Das ist meine Freude - Soprano cantatas from the Grossfahner Collection
Johann Heinrich BUTTSTETT (1666–1727)
Das ist meine Freude (c.1705) [9:08]
Jetzt ist das Mahl bereit [8:36]
Georg Friedrich KUENSTEL (c. 1699–1700)
Was will mich die Suende schrecken [9:06]
Johann PACHELBEL (1653–1706)
Mein Fleisch ist die rechte Speise [8:24]
Georg Philipp TELEMANN (1681–1767)
Schmecket und sehet (TWV 7:32) [8:50]
Ich hoffe darauf, dass du so gnaedig bist (TV 1:deest) [11:43]
Was Jesus tut, ist wohl getan (TVWV 1:1526) [10:58]
Johann TOPF (fl. 1700)
Gott, du bist mein Gott [10:35]
Maria Jonas (soprano)
Chursächsische Capelle Leipzig  
rec. Novembner 2003, Stadthalle, Zerbst
Texts and translations included
CPO 777 5462 [77:20]
This disc presents a selection of music from 1650 to 1750 collected and performed in the Thuringian villages of Eschenbergen and Grossfahner. Developments in education, and rising musical standards, led to a demand for new works and the church director in Grossfahner, the composer, violinist and educator Abraham Nagel did much to propagate music new and old in his village. The works that CPO presents are Protestant cantatas for solo soprano and a small instrumental accompaniment. These attractive works are of modest forces for village church performance.
Johann Heinrich Buttstett was a pupil of Pachelbel, and a distinguished organist. Das ist meine Freude was composed around 1705 and is written in a sophisticated, theatrical up-to-date style. Its obsessively circling variations on the first four words of the text represent a powerfully authoritative statement. And the duetting violins add to the vibrant spirit of this startlingly dynamic, compact work. The varied nature of the accompanying string and continuo support can be appreciated when the violins drop out, and the caressing melismas offered to the soprano Maria Jonas have something gently erotic about them. The work ends as it began, with suggestive operatic hints. Jetzt ist das Mahl bereit offers pathos and colour, and warm shafts of light, in another brief but effective setting. What a pity that so few of Buttstett’s works have survived intact.

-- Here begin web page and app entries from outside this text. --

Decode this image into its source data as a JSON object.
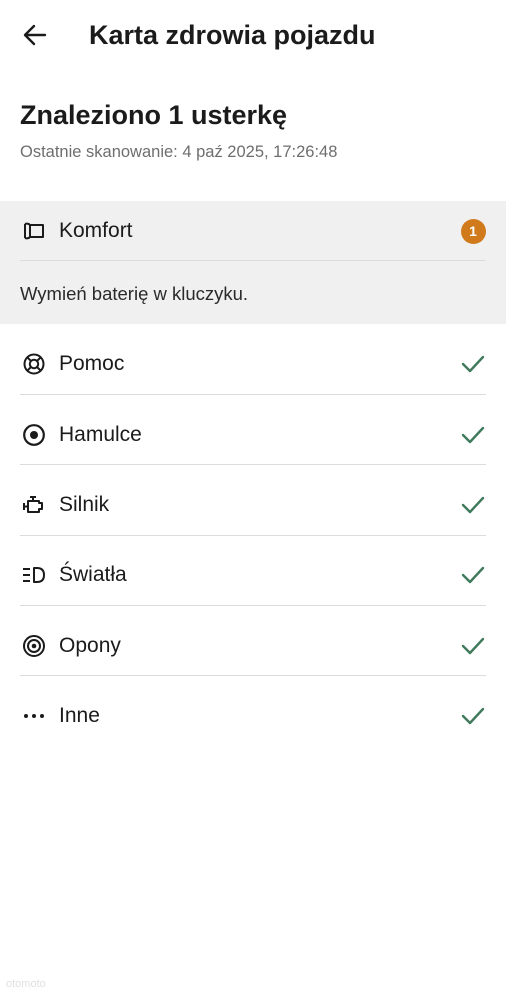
{
  "header": {
    "title": "Karta zdrowia pojazdu",
    "back_icon": "arrow-left-icon"
  },
  "summary": {
    "title": "Znaleziono 1 usterkę",
    "last_scan": "Ostatnie skanowanie: 4 paź 2025, 17:26:48"
  },
  "fault_category": {
    "label": "Komfort",
    "icon": "comfort-seat-icon",
    "badge_count": "1",
    "badge_color": "#d17a1b",
    "message": "Wymień baterię w kluczyku."
  },
  "categories": [
    {
      "label": "Pomoc",
      "icon": "lifebuoy-icon",
      "status": "ok"
    },
    {
      "label": "Hamulce",
      "icon": "brake-icon",
      "status": "ok"
    },
    {
      "label": "Silnik",
      "icon": "engine-icon",
      "status": "ok"
    },
    {
      "label": "Światła",
      "icon": "headlight-icon",
      "status": "ok"
    },
    {
      "label": "Opony",
      "icon": "tire-icon",
      "status": "ok"
    },
    {
      "label": "Inne",
      "icon": "more-dots-icon",
      "status": "ok"
    }
  ],
  "colors": {
    "check": "#3f7a5b",
    "fault_background": "#f0f0f0"
  },
  "watermark": "otomoto"
}
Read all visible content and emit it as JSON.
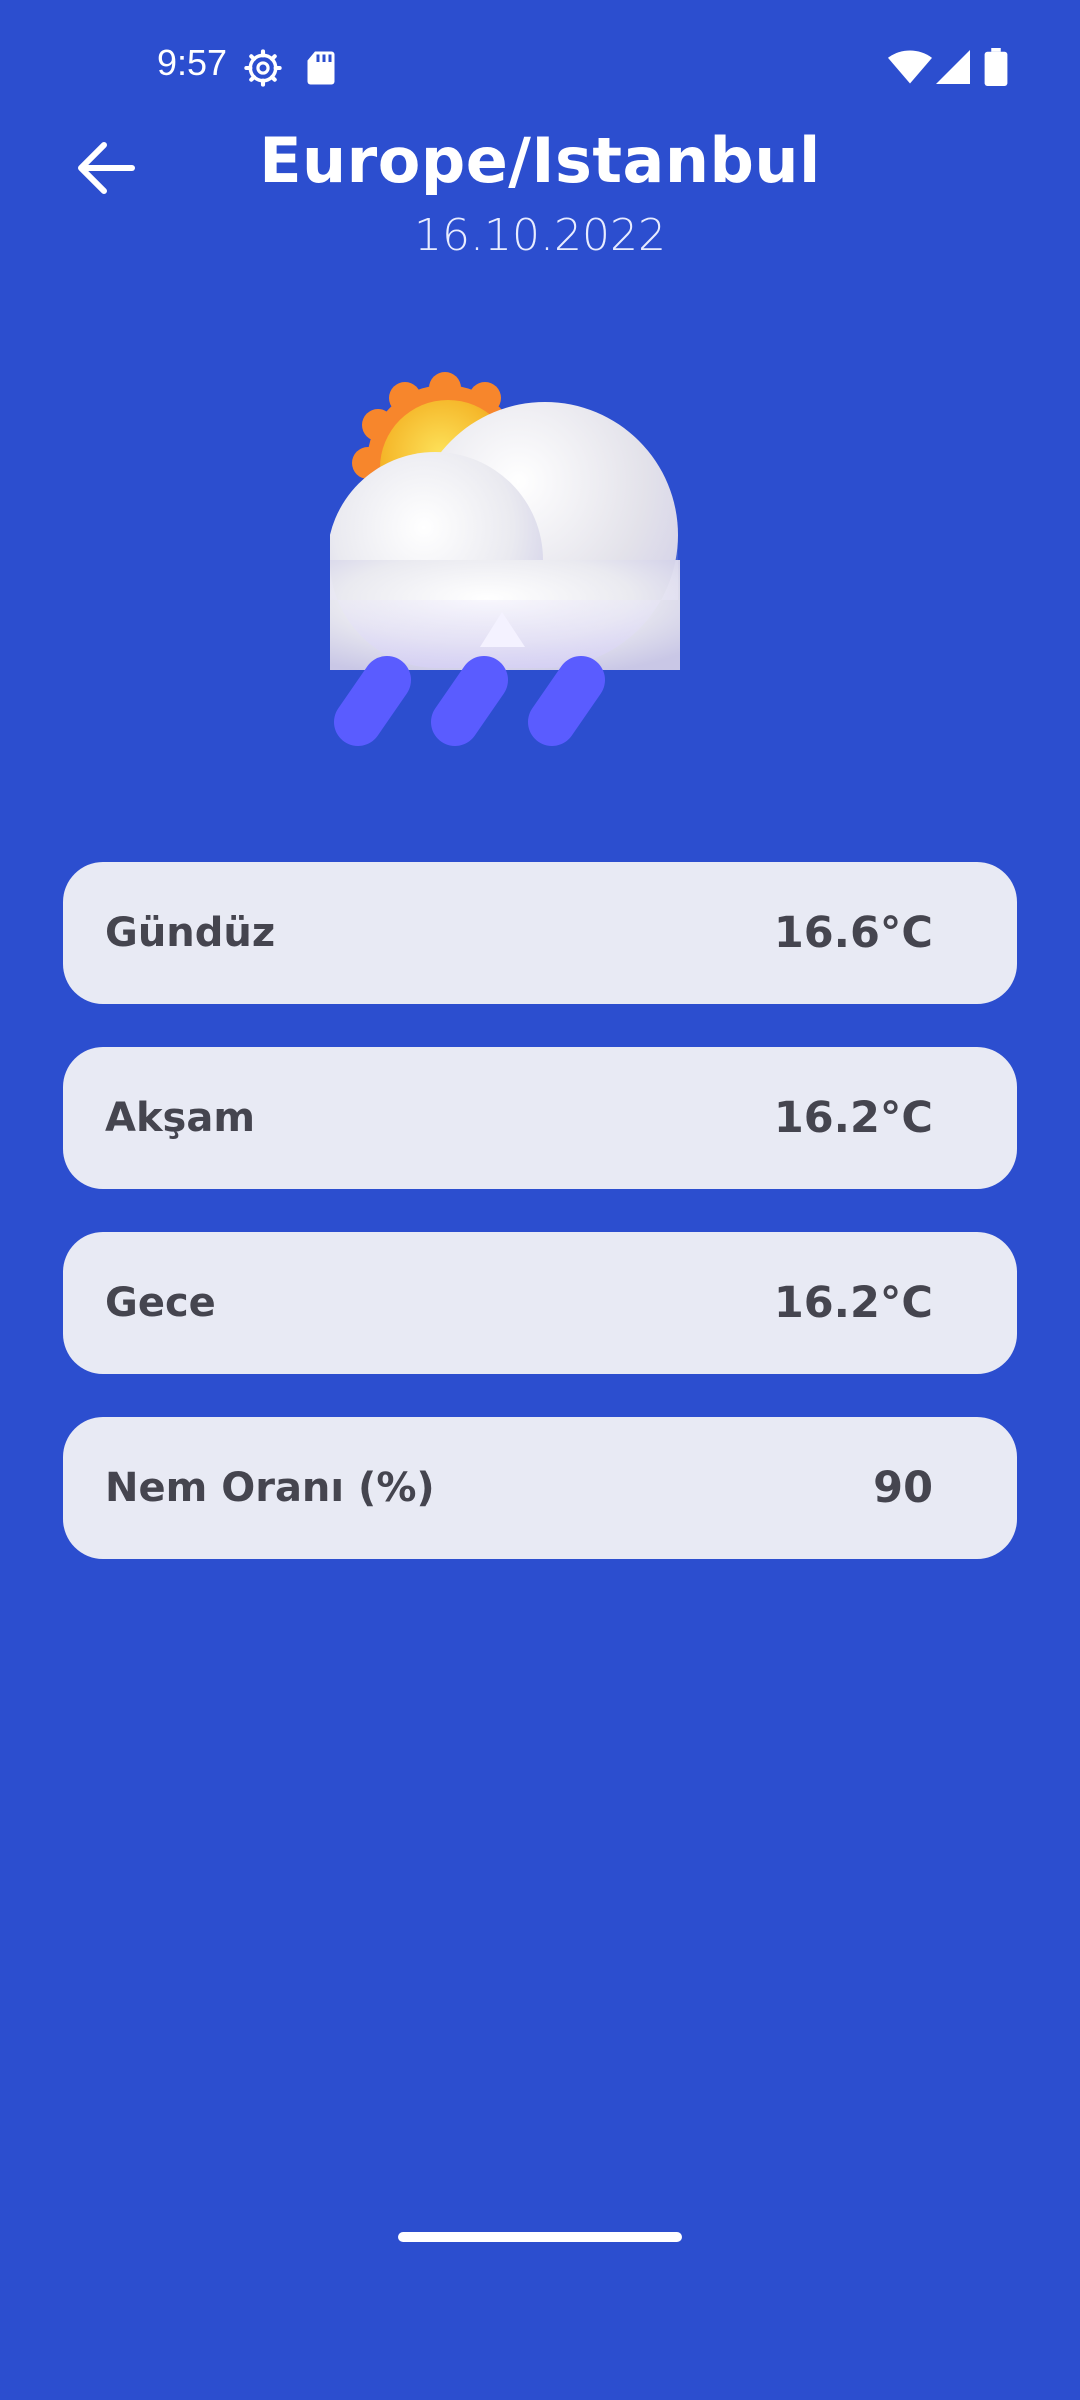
{
  "status_bar": {
    "time": "9:57",
    "icons": [
      "settings-gear-icon",
      "sd-card-icon",
      "wifi-icon",
      "cell-signal-icon",
      "battery-icon"
    ]
  },
  "header": {
    "back_icon": "arrow-left-icon",
    "title": "Europe/Istanbul",
    "date": "16.10.2022"
  },
  "weather_icon": "sun-behind-rain-cloud-icon",
  "cards": [
    {
      "label": "Gündüz",
      "value": "16.6°C"
    },
    {
      "label": "Akşam",
      "value": "16.2°C"
    },
    {
      "label": "Gece",
      "value": "16.2°C"
    },
    {
      "label": "Nem Oranı (%)",
      "value": "90"
    }
  ],
  "colors": {
    "background": "#2c4ecf",
    "card_background": "#e8eaf4",
    "card_text": "#45454f",
    "rain_drops": "#5a5cff",
    "sun": "#f6b82e"
  }
}
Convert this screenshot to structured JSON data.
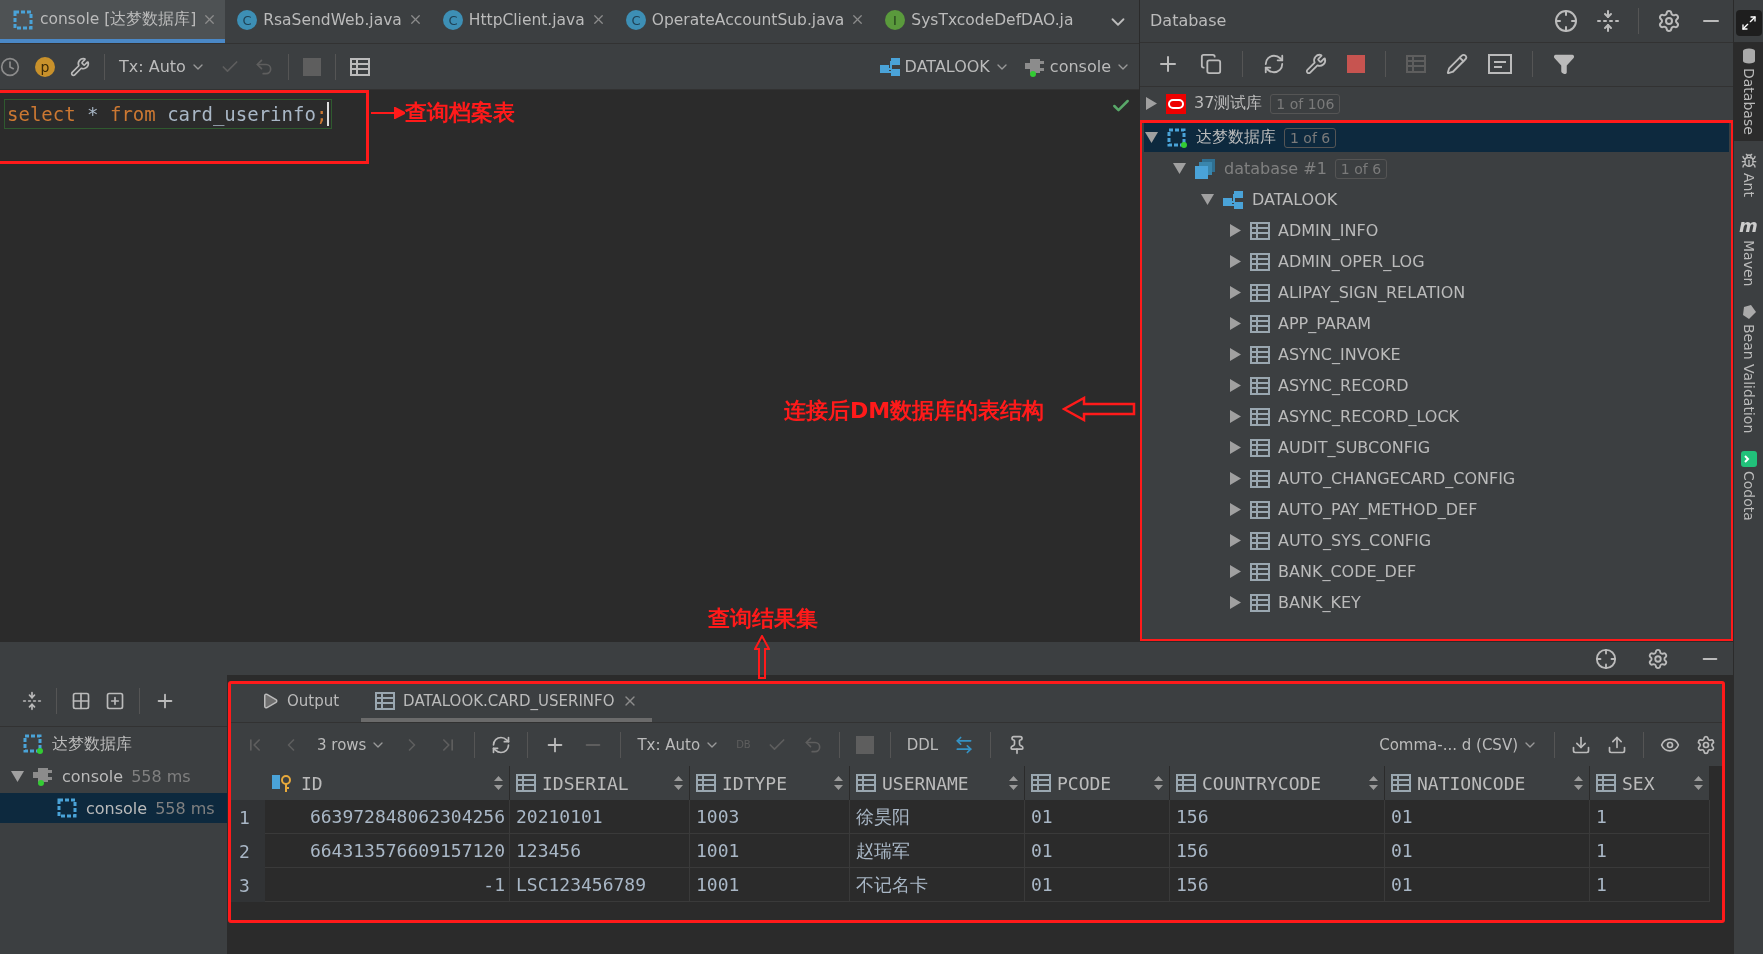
{
  "editor_tabs": [
    {
      "label": "console [达梦数据库]",
      "kind": "console",
      "selected": true,
      "closable": true
    },
    {
      "label": "RsaSendWeb.java",
      "kind": "class",
      "letter": "C",
      "selected": false,
      "closable": true
    },
    {
      "label": "HttpClient.java",
      "kind": "class",
      "letter": "C",
      "selected": false,
      "closable": true
    },
    {
      "label": "OperateAccountSub.java",
      "kind": "class",
      "letter": "C",
      "selected": false,
      "closable": true
    },
    {
      "label": "SysTxcodeDefDAO.ja",
      "kind": "interface",
      "letter": "I",
      "selected": false,
      "closable": false
    }
  ],
  "p_letter": "p",
  "editor_toolbar": {
    "tx": "Tx: Auto",
    "datasource": "DATALOOK",
    "session": "console"
  },
  "editor": {
    "tokens": [
      {
        "kind": "keyword",
        "text": "select"
      },
      {
        "kind": "plain",
        "text": " * "
      },
      {
        "kind": "keyword",
        "text": "from"
      },
      {
        "kind": "plain",
        "text": " card_userinfo"
      },
      {
        "kind": "punct",
        "text": ";"
      }
    ]
  },
  "annotations": [
    {
      "kind": "left",
      "text": "查询档案表"
    },
    {
      "kind": "right",
      "text": "连接后DM数据库的表结构"
    },
    {
      "kind": "up",
      "text": "查询结果集"
    }
  ],
  "database_panel": {
    "title": "Database",
    "tree": [
      {
        "label": "37测试库",
        "badge": "1 of 106",
        "kind": "oracle",
        "expanded": false,
        "selected": false
      },
      {
        "label": "达梦数据库",
        "badge": "1 of 6",
        "kind": "dm",
        "expanded": true,
        "selected": true,
        "children": [
          {
            "label": "database #1",
            "badge": "1 of 6",
            "kind": "database",
            "expanded": true,
            "selected": false,
            "children": [
              {
                "label": "DATALOOK",
                "kind": "schema",
                "expanded": true,
                "selected": false,
                "children": [
                  {
                    "label": "ADMIN_INFO",
                    "kind": "table",
                    "expanded": false,
                    "selected": false
                  },
                  {
                    "label": "ADMIN_OPER_LOG",
                    "kind": "table",
                    "expanded": false,
                    "selected": false
                  },
                  {
                    "label": "ALIPAY_SIGN_RELATION",
                    "kind": "table",
                    "expanded": false,
                    "selected": false
                  },
                  {
                    "label": "APP_PARAM",
                    "kind": "table",
                    "expanded": false,
                    "selected": false
                  },
                  {
                    "label": "ASYNC_INVOKE",
                    "kind": "table",
                    "expanded": false,
                    "selected": false
                  },
                  {
                    "label": "ASYNC_RECORD",
                    "kind": "table",
                    "expanded": false,
                    "selected": false
                  },
                  {
                    "label": "ASYNC_RECORD_LOCK",
                    "kind": "table",
                    "expanded": false,
                    "selected": false
                  },
                  {
                    "label": "AUDIT_SUBCONFIG",
                    "kind": "table",
                    "expanded": false,
                    "selected": false
                  },
                  {
                    "label": "AUTO_CHANGECARD_CONFIG",
                    "kind": "table",
                    "expanded": false,
                    "selected": false
                  },
                  {
                    "label": "AUTO_PAY_METHOD_DEF",
                    "kind": "table",
                    "expanded": false,
                    "selected": false
                  },
                  {
                    "label": "AUTO_SYS_CONFIG",
                    "kind": "table",
                    "expanded": false,
                    "selected": false
                  },
                  {
                    "label": "BANK_CODE_DEF",
                    "kind": "table",
                    "expanded": false,
                    "selected": false
                  },
                  {
                    "label": "BANK_KEY",
                    "kind": "table",
                    "expanded": false,
                    "selected": false
                  }
                ]
              }
            ]
          }
        ]
      }
    ]
  },
  "side_stripe": [
    {
      "label": "Database",
      "kind": "database",
      "selected": true
    },
    {
      "label": "Ant",
      "kind": "ant",
      "selected": false
    },
    {
      "label": "Maven",
      "kind": "maven",
      "letter": "m",
      "selected": false
    },
    {
      "label": "Bean Validation",
      "kind": "bean",
      "selected": false
    },
    {
      "label": "Codota",
      "kind": "codota",
      "selected": false
    }
  ],
  "services": {
    "tree": [
      {
        "label": "达梦数据库",
        "kind": "dm",
        "selected": false,
        "children": [
          {
            "label": "console",
            "time": "558 ms",
            "kind": "session",
            "expanded": true,
            "selected": false,
            "children": [
              {
                "label": "console",
                "time": "558 ms",
                "kind": "console",
                "selected": true
              }
            ]
          }
        ]
      }
    ]
  },
  "results": {
    "tabs": [
      {
        "label": "Output",
        "kind": "output",
        "selected": false,
        "closable": false
      },
      {
        "label": "DATALOOK.CARD_USERINFO",
        "kind": "table",
        "selected": true,
        "closable": true
      }
    ],
    "rows_label": "3 rows",
    "tx": "Tx: Auto",
    "db_label": "DB",
    "ddl": "DDL",
    "format": "Comma-... d (CSV)",
    "columns": [
      {
        "name": "ID",
        "kind": "key"
      },
      {
        "name": "IDSERIAL",
        "kind": "column"
      },
      {
        "name": "IDTYPE",
        "kind": "column"
      },
      {
        "name": "USERNAME",
        "kind": "column"
      },
      {
        "name": "PCODE",
        "kind": "column"
      },
      {
        "name": "COUNTRYCODE",
        "kind": "column"
      },
      {
        "name": "NATIONCODE",
        "kind": "column"
      },
      {
        "name": "SEX",
        "kind": "column"
      }
    ],
    "rows": [
      {
        "num": "1",
        "cells": [
          "663972848062304256",
          "20210101",
          "1003",
          "徐昊阳",
          "01",
          "156",
          "01",
          "1"
        ]
      },
      {
        "num": "2",
        "cells": [
          "664313576609157120",
          "123456",
          "1001",
          "赵瑞军",
          "01",
          "156",
          "01",
          "1"
        ]
      },
      {
        "num": "3",
        "cells": [
          "-1",
          "LSC123456789",
          "1001",
          "不记名卡",
          "01",
          "156",
          "01",
          "1"
        ]
      }
    ]
  }
}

Georg Friedrich Kuenstel was a court organist and also widely known, it appears, as a wheeler-dealer, flogging music which he’d had copied at court expense, and pocketing the money. The notes don’t go into detail as to how posterity knows this, though it is an interesting detail. Was will mich die Suende schrecken is a most impressive work, requiring the accompanying solo violin’s dextrous virtuosity in the opening Sonata. The concertante-like division between voice, violin and continuo demonstrates a practical and assured musical mind at work. Fortunately Jonas sings splendidly and violinist Anne Schumann likewise. The other violinist in the original instrument Chursächsische Capelle Leipzig is Dorothea Vogel, and she proves expert in Pachelbel’s Mein Fleisch ist die rechte Speise with its plangent scordatura and sensitively performed answering vocal phraseology. It’s good to have an opportunity to hear organist/music director Johann Topf’s Gott, du bist mein Gott which is another attractive, melodic and well structured cantata.
Finally there are three Telemann cantatas. Schmecket und sehet is illuminated by a joyful dialogue between soprano and accompanying violin. Ich hoffe darauf, dass du so gnaedig bist employs in part a pre-existing melody – it’s the second movement chorale, but it’s pleasurable to hear the calcedon, as elsewhere we hear the theorbo.
The performances throughout are polished and effective. There are good notes, texts and translations. The music combines relatively little known composers with such as Telemann and Pachelbel, which is a representative reflection of the music performed at the time in these particular Saxon villages. Just one final question: why has this disc been on the back burner since 2003?
Jonathan Woolf
Polished and effective performances.